■ **THE DATA**
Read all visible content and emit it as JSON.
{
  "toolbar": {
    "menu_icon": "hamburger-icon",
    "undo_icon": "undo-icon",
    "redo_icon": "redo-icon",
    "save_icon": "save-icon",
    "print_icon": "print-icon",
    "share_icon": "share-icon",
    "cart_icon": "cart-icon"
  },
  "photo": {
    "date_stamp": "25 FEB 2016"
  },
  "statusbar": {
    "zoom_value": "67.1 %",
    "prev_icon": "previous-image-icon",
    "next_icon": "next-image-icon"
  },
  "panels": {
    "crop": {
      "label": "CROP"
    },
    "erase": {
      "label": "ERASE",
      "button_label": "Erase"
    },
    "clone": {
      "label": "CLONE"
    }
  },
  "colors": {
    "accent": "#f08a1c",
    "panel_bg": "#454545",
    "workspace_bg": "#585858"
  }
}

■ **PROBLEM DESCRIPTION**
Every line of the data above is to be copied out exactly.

■ **TASK SOLUTION**
Read all visible content and emit it as JSON.
{
  "toolbar": {
    "menu_icon": "hamburger-icon",
    "undo_icon": "undo-icon",
    "redo_icon": "redo-icon",
    "save_icon": "save-icon",
    "print_icon": "print-icon",
    "share_icon": "share-icon",
    "cart_icon": "cart-icon"
  },
  "photo": {
    "date_stamp": "25 FEB 2016"
  },
  "statusbar": {
    "zoom_value": "67.1 %",
    "prev_icon": "previous-image-icon",
    "next_icon": "next-image-icon"
  },
  "panels": {
    "crop": {
      "label": "CROP"
    },
    "erase": {
      "label": "ERASE",
      "button_label": "Erase"
    },
    "clone": {
      "label": "CLONE"
    }
  },
  "colors": {
    "accent": "#f08a1c",
    "panel_bg": "#454545",
    "workspace_bg": "#585858"
  }
}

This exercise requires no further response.